» **Exercise description**: Go through the data and copy each line where the string "color" appears.

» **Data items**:

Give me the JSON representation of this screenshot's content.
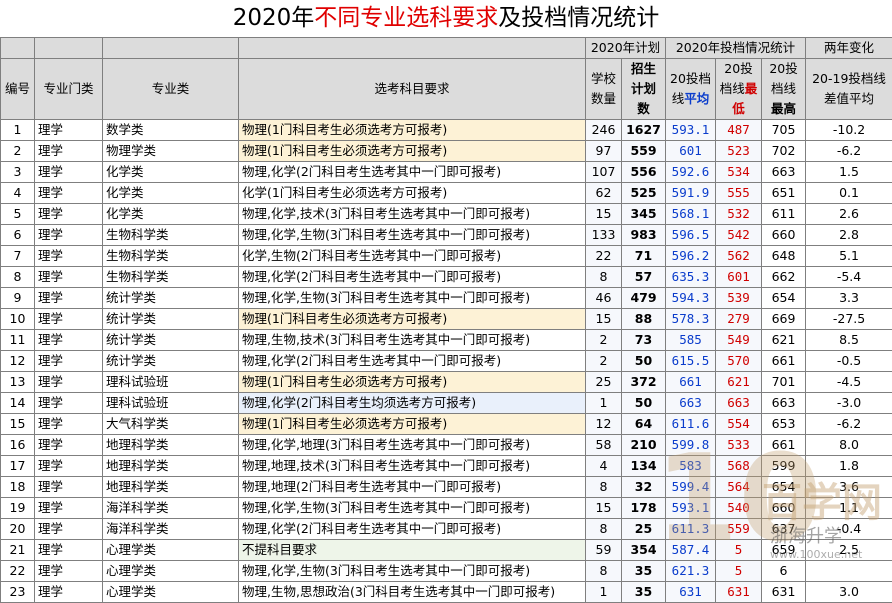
{
  "title": {
    "pre": "2020年",
    "highlight": "不同专业选科要求",
    "post": "及投档情况统计"
  },
  "headers": {
    "plan_group": "2020年计划",
    "admit_group": "2020年投档情况统计",
    "change_group": "两年变化",
    "no": "编号",
    "category": "专业门类",
    "major": "专业类",
    "requirement": "选考科目要求",
    "schools": "学校数量",
    "enroll": "招生计划数",
    "avg_prefix": "20投档线",
    "avg_suffix": "平均",
    "min_prefix": "20投档线",
    "min_suffix": "最低",
    "max_prefix": "20投档线",
    "max_suffix": "最高",
    "diff": "20-19投档线差值平均"
  },
  "rows": [
    {
      "no": "1",
      "category": "理学",
      "major": "数学类",
      "requirement": "物理(1门科目考生必须选考方可报考)",
      "schools": "246",
      "enroll": "1627",
      "avg": "593.1",
      "min": "487",
      "max": "705",
      "diff": "-10.2",
      "hl": "y"
    },
    {
      "no": "2",
      "category": "理学",
      "major": "物理学类",
      "requirement": "物理(1门科目考生必须选考方可报考)",
      "schools": "97",
      "enroll": "559",
      "avg": "601",
      "min": "523",
      "max": "702",
      "diff": "-6.2",
      "hl": "y"
    },
    {
      "no": "3",
      "category": "理学",
      "major": "化学类",
      "requirement": "物理,化学(2门科目考生选考其中一门即可报考)",
      "schools": "107",
      "enroll": "556",
      "avg": "592.6",
      "min": "534",
      "max": "663",
      "diff": "1.5",
      "hl": ""
    },
    {
      "no": "4",
      "category": "理学",
      "major": "化学类",
      "requirement": "化学(1门科目考生必须选考方可报考)",
      "schools": "62",
      "enroll": "525",
      "avg": "591.9",
      "min": "555",
      "max": "651",
      "diff": "0.1",
      "hl": ""
    },
    {
      "no": "5",
      "category": "理学",
      "major": "化学类",
      "requirement": "物理,化学,技术(3门科目考生选考其中一门即可报考)",
      "schools": "15",
      "enroll": "345",
      "avg": "568.1",
      "min": "532",
      "max": "611",
      "diff": "2.6",
      "hl": ""
    },
    {
      "no": "6",
      "category": "理学",
      "major": "生物科学类",
      "requirement": "物理,化学,生物(3门科目考生选考其中一门即可报考)",
      "schools": "133",
      "enroll": "983",
      "avg": "596.5",
      "min": "542",
      "max": "660",
      "diff": "2.8",
      "hl": ""
    },
    {
      "no": "7",
      "category": "理学",
      "major": "生物科学类",
      "requirement": "化学,生物(2门科目考生选考其中一门即可报考)",
      "schools": "22",
      "enroll": "71",
      "avg": "596.2",
      "min": "562",
      "max": "648",
      "diff": "5.1",
      "hl": ""
    },
    {
      "no": "8",
      "category": "理学",
      "major": "生物科学类",
      "requirement": "物理,化学(2门科目考生选考其中一门即可报考)",
      "schools": "8",
      "enroll": "57",
      "avg": "635.3",
      "min": "601",
      "max": "662",
      "diff": "-5.4",
      "hl": ""
    },
    {
      "no": "9",
      "category": "理学",
      "major": "统计学类",
      "requirement": "物理,化学,生物(3门科目考生选考其中一门即可报考)",
      "schools": "46",
      "enroll": "479",
      "avg": "594.3",
      "min": "539",
      "max": "654",
      "diff": "3.3",
      "hl": ""
    },
    {
      "no": "10",
      "category": "理学",
      "major": "统计学类",
      "requirement": "物理(1门科目考生必须选考方可报考)",
      "schools": "15",
      "enroll": "88",
      "avg": "578.3",
      "min": "279",
      "max": "669",
      "diff": "-27.5",
      "hl": "y"
    },
    {
      "no": "11",
      "category": "理学",
      "major": "统计学类",
      "requirement": "物理,生物,技术(3门科目考生选考其中一门即可报考)",
      "schools": "2",
      "enroll": "73",
      "avg": "585",
      "min": "549",
      "max": "621",
      "diff": "8.5",
      "hl": ""
    },
    {
      "no": "12",
      "category": "理学",
      "major": "统计学类",
      "requirement": "物理,化学(2门科目考生选考其中一门即可报考)",
      "schools": "2",
      "enroll": "50",
      "avg": "615.5",
      "min": "570",
      "max": "661",
      "diff": "-0.5",
      "hl": ""
    },
    {
      "no": "13",
      "category": "理学",
      "major": "理科试验班",
      "requirement": "物理(1门科目考生必须选考方可报考)",
      "schools": "25",
      "enroll": "372",
      "avg": "661",
      "min": "621",
      "max": "701",
      "diff": "-4.5",
      "hl": "y"
    },
    {
      "no": "14",
      "category": "理学",
      "major": "理科试验班",
      "requirement": "物理,化学(2门科目考生均须选考方可报考)",
      "schools": "1",
      "enroll": "50",
      "avg": "663",
      "min": "663",
      "max": "663",
      "diff": "-3.0",
      "hl": "b"
    },
    {
      "no": "15",
      "category": "理学",
      "major": "大气科学类",
      "requirement": "物理(1门科目考生必须选考方可报考)",
      "schools": "12",
      "enroll": "64",
      "avg": "611.6",
      "min": "554",
      "max": "653",
      "diff": "-6.2",
      "hl": "y"
    },
    {
      "no": "16",
      "category": "理学",
      "major": "地理科学类",
      "requirement": "物理,化学,地理(3门科目考生选考其中一门即可报考)",
      "schools": "58",
      "enroll": "210",
      "avg": "599.8",
      "min": "533",
      "max": "661",
      "diff": "8.0",
      "hl": ""
    },
    {
      "no": "17",
      "category": "理学",
      "major": "地理科学类",
      "requirement": "物理,地理,技术(3门科目考生选考其中一门即可报考)",
      "schools": "4",
      "enroll": "134",
      "avg": "583",
      "min": "568",
      "max": "599",
      "diff": "1.8",
      "hl": ""
    },
    {
      "no": "18",
      "category": "理学",
      "major": "地理科学类",
      "requirement": "物理,地理(2门科目考生选考其中一门即可报考)",
      "schools": "8",
      "enroll": "32",
      "avg": "599.4",
      "min": "564",
      "max": "654",
      "diff": "3.6",
      "hl": ""
    },
    {
      "no": "19",
      "category": "理学",
      "major": "海洋科学类",
      "requirement": "物理,化学,生物(3门科目考生选考其中一门即可报考)",
      "schools": "15",
      "enroll": "178",
      "avg": "593.1",
      "min": "540",
      "max": "660",
      "diff": "1.1",
      "hl": ""
    },
    {
      "no": "20",
      "category": "理学",
      "major": "海洋科学类",
      "requirement": "物理,化学(2门科目考生选考其中一门即可报考)",
      "schools": "8",
      "enroll": "25",
      "avg": "611.3",
      "min": "559",
      "max": "637",
      "diff": "-0.4",
      "hl": ""
    },
    {
      "no": "21",
      "category": "理学",
      "major": "心理学类",
      "requirement": "不提科目要求",
      "schools": "59",
      "enroll": "354",
      "avg": "587.4",
      "min": "5",
      "max": "659",
      "diff": "2.5",
      "hl": "g"
    },
    {
      "no": "22",
      "category": "理学",
      "major": "心理学类",
      "requirement": "物理,化学,生物(3门科目考生选考其中一门即可报考)",
      "schools": "8",
      "enroll": "35",
      "avg": "621.3",
      "min": "5",
      "max": "6",
      "diff": "",
      "hl": ""
    },
    {
      "no": "23",
      "category": "理学",
      "major": "心理学类",
      "requirement": "物理,生物,思想政治(3门科目考生选考其中一门即可报考)",
      "schools": "1",
      "enroll": "35",
      "avg": "631",
      "min": "631",
      "max": "631",
      "diff": "3.0",
      "hl": ""
    }
  ],
  "watermark": {
    "brand": "百学网",
    "mark": "10",
    "social": "浙海升学",
    "url": "www.100xue.net"
  }
}
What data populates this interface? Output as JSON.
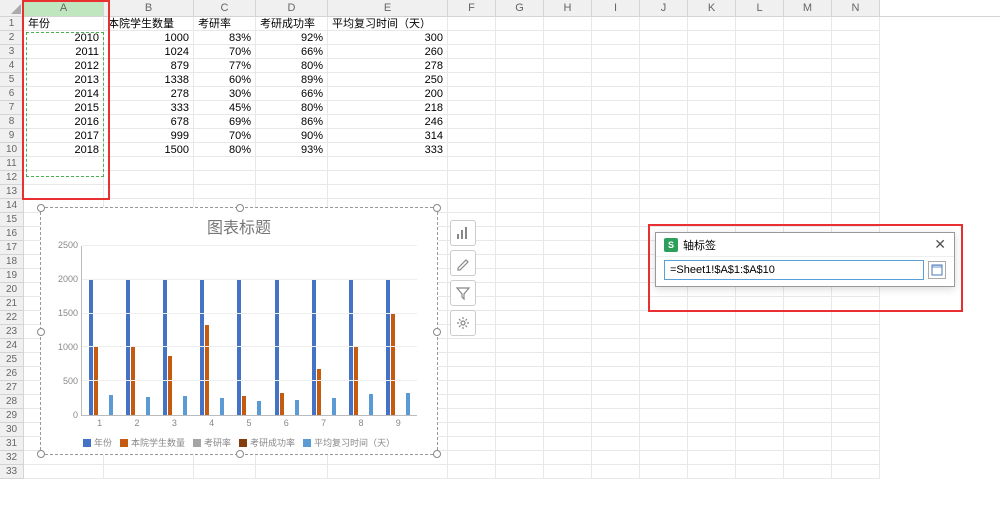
{
  "columns": {
    "letters": [
      "A",
      "B",
      "C",
      "D",
      "E",
      "F",
      "G",
      "H",
      "I",
      "J",
      "K",
      "L",
      "M",
      "N"
    ],
    "widths": [
      80,
      90,
      62,
      72,
      120,
      48,
      48,
      48,
      48,
      48,
      48,
      48,
      48,
      48
    ]
  },
  "rows_visible": 33,
  "headers": [
    "年份",
    "本院学生数量",
    "考研率",
    "考研成功率",
    "平均复习时间（天）"
  ],
  "table": [
    {
      "year": 2010,
      "students": 1000,
      "rate": "83%",
      "success": "92%",
      "days": 300
    },
    {
      "year": 2011,
      "students": 1024,
      "rate": "70%",
      "success": "66%",
      "days": 260
    },
    {
      "year": 2012,
      "students": 879,
      "rate": "77%",
      "success": "80%",
      "days": 278
    },
    {
      "year": 2013,
      "students": 1338,
      "rate": "60%",
      "success": "89%",
      "days": 250
    },
    {
      "year": 2014,
      "students": 278,
      "rate": "30%",
      "success": "66%",
      "days": 200
    },
    {
      "year": 2015,
      "students": 333,
      "rate": "45%",
      "success": "80%",
      "days": 218
    },
    {
      "year": 2016,
      "students": 678,
      "rate": "69%",
      "success": "86%",
      "days": 246
    },
    {
      "year": 2017,
      "students": 999,
      "rate": "70%",
      "success": "90%",
      "days": 314
    },
    {
      "year": 2018,
      "students": 1500,
      "rate": "80%",
      "success": "93%",
      "days": 333
    }
  ],
  "chart_data": {
    "type": "bar",
    "title": "图表标题",
    "categories": [
      "1",
      "2",
      "3",
      "4",
      "5",
      "6",
      "7",
      "8",
      "9"
    ],
    "series": [
      {
        "name": "年份",
        "color": "#4472c4",
        "values": [
          2010,
          2011,
          2012,
          2013,
          2014,
          2015,
          2016,
          2017,
          2018
        ]
      },
      {
        "name": "本院学生数量",
        "color": "#c55a11",
        "values": [
          1000,
          1024,
          879,
          1338,
          278,
          333,
          678,
          999,
          1500
        ]
      },
      {
        "name": "考研率",
        "color": "#a5a5a5",
        "values": [
          0.83,
          0.7,
          0.77,
          0.6,
          0.3,
          0.45,
          0.69,
          0.7,
          0.8
        ]
      },
      {
        "name": "考研成功率",
        "color": "#843c0c",
        "values": [
          0.92,
          0.66,
          0.8,
          0.89,
          0.66,
          0.8,
          0.86,
          0.9,
          0.93
        ]
      },
      {
        "name": "平均复习时间（天）",
        "color": "#5b9bd5",
        "values": [
          300,
          260,
          278,
          250,
          200,
          218,
          246,
          314,
          333
        ]
      }
    ],
    "ylim": [
      0,
      2500
    ],
    "yticks": [
      "0",
      "500",
      "1000",
      "1500",
      "2000",
      "2500"
    ]
  },
  "dialog": {
    "title": "轴标签",
    "formula": "=Sheet1!$A$1:$A$10"
  }
}
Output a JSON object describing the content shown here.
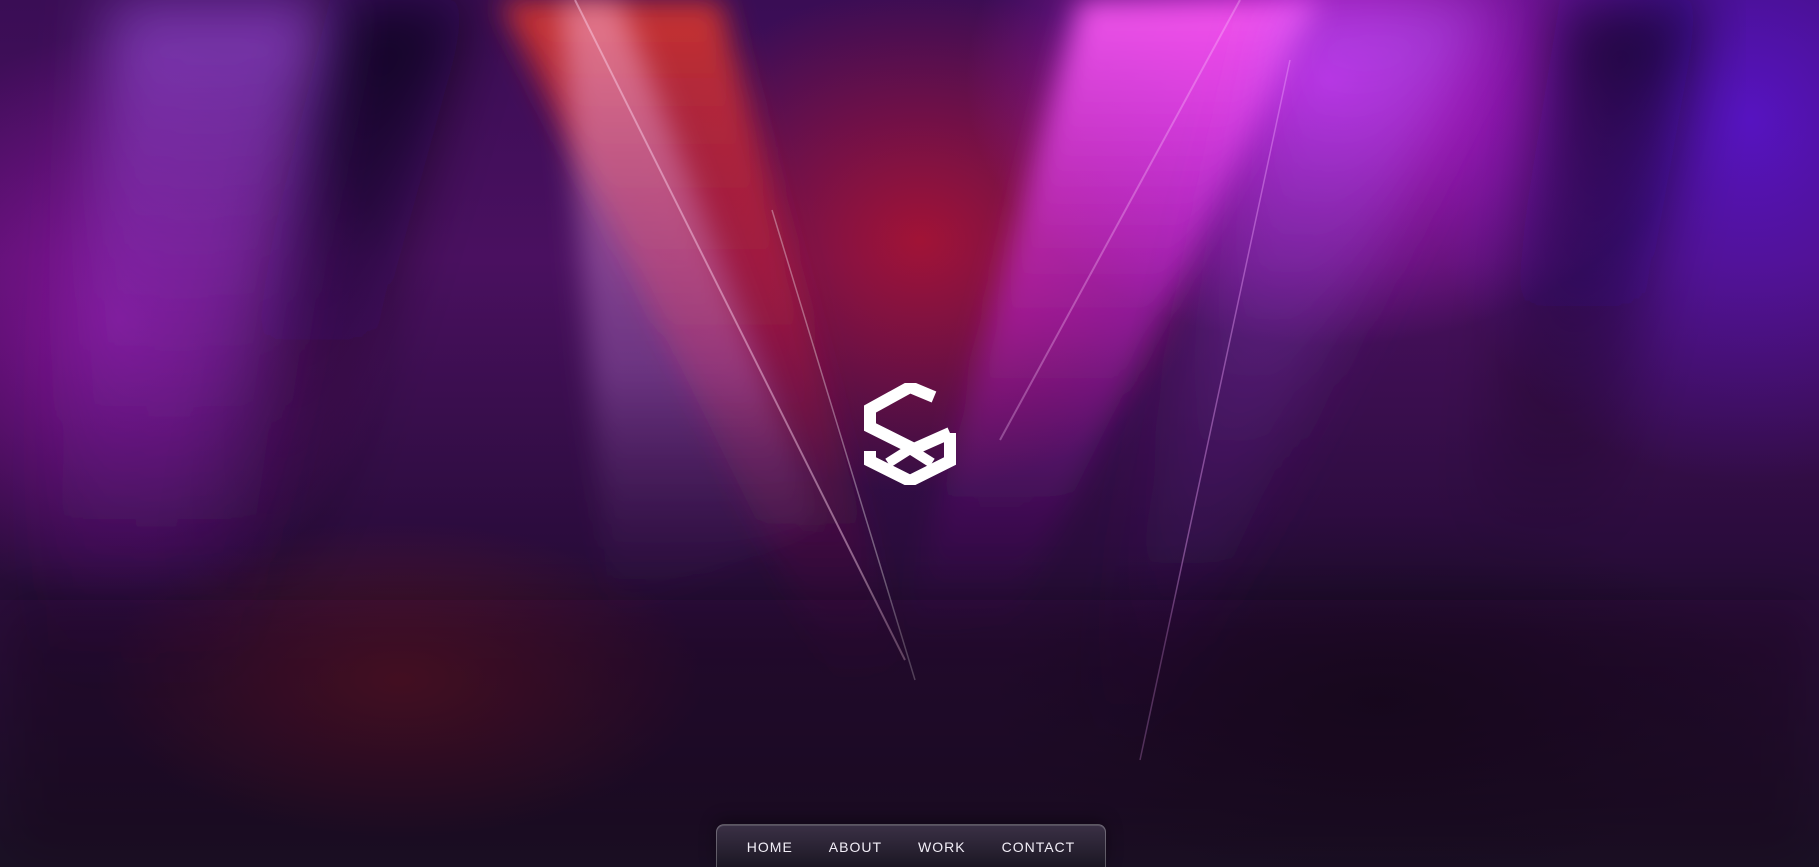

» **Solved exercise**:
        "color": "#4472c4",
        "color": "#c55a11",
        "color": "#a5a5a5",
        "color": "#843c0c",
        "color": "#5b9bd5",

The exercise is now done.